Choosing the f/stop
I always want maximum depth of field in my images and generally use f/16-22 in order to achieve that. If you check an online depth of field calculator you will find that at those apertures, everything from about a foot to infinity will be in focus although it comes with a tradeoff in shutter speed. I generally choose a foreground area without too much vegetation so I avoid the blur created by the long exposure times required for those apertures. Since I always shoot in Manual mode, I simply set my aperture and adjust the shutter speed until my histogram is pushed to the right without having any blown highlights. I do this with the filters on to ensure I get the proper exposure and with practice, becomes much easier.
Bracket with ISO
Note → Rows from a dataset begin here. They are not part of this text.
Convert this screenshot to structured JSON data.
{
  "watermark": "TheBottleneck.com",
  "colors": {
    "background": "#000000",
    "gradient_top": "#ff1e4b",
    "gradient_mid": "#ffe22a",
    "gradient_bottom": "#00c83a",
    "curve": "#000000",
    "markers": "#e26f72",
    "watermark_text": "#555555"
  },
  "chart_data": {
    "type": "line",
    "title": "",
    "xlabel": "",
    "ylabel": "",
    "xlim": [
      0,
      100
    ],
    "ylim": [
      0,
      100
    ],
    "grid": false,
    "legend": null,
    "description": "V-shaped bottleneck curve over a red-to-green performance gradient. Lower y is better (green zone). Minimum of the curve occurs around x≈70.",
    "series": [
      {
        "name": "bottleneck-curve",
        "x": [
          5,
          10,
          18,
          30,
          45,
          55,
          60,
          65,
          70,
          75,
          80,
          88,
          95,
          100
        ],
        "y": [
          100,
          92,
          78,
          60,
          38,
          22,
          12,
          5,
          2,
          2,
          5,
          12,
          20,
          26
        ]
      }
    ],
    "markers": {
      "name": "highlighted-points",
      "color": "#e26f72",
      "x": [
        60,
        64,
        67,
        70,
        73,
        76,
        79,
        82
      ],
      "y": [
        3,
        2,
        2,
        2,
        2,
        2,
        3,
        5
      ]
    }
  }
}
Most photographers are familiar with bracketing exposures by adjusting their shutter speed or aperture. But in a situation such shooing the waterfalls you really have to stick to the proper aperture for depth of field and the ideal shutter speed for the amount of water blur. So the only practical way to effectively “ bracket “ your exposures is by changing the ISO setting on the camera. This is one of the advantages of digital photography that was not previously possible when shooting film.
I always recommend that people use their ISO to adjust their shutter speed after they have finished composing, as this is the best way to insure that you achieve the look of the flow that you want. In the image above, I took off the solid ND filter and also used a higher ISO for a faster shutter speed to help minimize any leaf blur that I would likely get with a slower shutter speed. Once composed, go up in one-stop increments with your ISO and adjust your shutter speed accordingly, then when you get home, you can decide which image works best for you.
Work Your Subject
In conclusion, I would like to instill in you how important it is to work your subject! You spend all this time and effort getting to a location, the least you can do is spend some time working the subject and exploring different compositions. This is where you should combine all my suggestions and capture some stunning waterfall images of your very own next time you are out in the field.
Roman Kurywczak is a full time nature photographer and proud Sigma Pro team member who conducts lectures and workshops across the globe. His boutique tour company, Roamin’ with Roman Photo Tours, caters to very small groups (only 4) to provide the ultimate learning experience for participants. His down to earth and easy to follow teaching style make him a highly sought after lecturer. The author of several instructional eBook’s on nature photography, Roman strives to share his passion for photography as others have shared with him. He is married for over 26 years with two sons and lives in NJ. You can learn more about Roman’s workshops, lectures, eBook’s, galleries, and more at: www.roaminwithroman.com